April 15, 2011 at 9:56 PM  
Blogger Achille Talon said...

I've got a funny fact: the french translators perhaps found as weird as you did the fact that they didn't reuse the original Micro-Ducks. And THEY DID SOMETHING ABOUT IT: Tenntsy Teen and Luna are the same character in our version ! For the chronological problem, I don't see any, but that's because I don't believe Don Rosa's theory of "aging ducks". I can' tell you WHY they haven't age since 1947, but that's not THAT hard to imagine something involving either an invention by Gyro or a spell by any of the plenty of witches of this world (Magica, Hazel, Queen Grimhilde…). So I just assumed that the story actually happens 8 years after the original.

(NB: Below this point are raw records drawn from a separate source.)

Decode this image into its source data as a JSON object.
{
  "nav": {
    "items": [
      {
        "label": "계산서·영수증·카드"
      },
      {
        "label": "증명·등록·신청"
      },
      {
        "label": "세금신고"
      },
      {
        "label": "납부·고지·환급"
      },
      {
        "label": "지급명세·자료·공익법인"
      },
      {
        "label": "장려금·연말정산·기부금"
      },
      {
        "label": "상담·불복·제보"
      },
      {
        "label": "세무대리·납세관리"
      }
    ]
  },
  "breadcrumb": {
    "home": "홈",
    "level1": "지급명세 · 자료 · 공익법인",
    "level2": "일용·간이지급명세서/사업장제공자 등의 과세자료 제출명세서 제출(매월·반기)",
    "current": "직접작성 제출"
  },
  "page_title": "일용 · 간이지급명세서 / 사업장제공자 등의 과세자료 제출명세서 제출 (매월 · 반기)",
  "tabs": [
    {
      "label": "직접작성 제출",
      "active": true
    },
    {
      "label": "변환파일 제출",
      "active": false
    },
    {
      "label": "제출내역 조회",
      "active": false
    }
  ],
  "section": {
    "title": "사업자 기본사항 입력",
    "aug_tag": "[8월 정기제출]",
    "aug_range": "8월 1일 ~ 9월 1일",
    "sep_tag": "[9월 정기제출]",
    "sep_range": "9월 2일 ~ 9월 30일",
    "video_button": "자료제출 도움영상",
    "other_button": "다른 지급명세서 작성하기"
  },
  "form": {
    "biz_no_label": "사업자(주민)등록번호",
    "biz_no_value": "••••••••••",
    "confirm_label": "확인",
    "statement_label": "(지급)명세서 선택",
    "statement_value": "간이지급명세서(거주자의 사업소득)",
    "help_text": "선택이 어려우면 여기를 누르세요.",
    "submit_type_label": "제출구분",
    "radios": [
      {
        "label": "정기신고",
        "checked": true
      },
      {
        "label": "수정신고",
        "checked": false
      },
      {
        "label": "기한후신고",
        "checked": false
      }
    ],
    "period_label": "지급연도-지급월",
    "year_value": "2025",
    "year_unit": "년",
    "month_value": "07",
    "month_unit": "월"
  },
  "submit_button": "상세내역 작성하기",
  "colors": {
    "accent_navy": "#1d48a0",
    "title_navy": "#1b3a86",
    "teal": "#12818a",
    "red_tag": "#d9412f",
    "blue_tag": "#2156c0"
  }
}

But I understand that it's a big problem to the people who believe Don Rosa's unofficial drawings about Scrooge's grave.

May 23, 2015 at 6:50 AM  

Post a Comment

Subscribe to Post Comments [Atom]

<< Home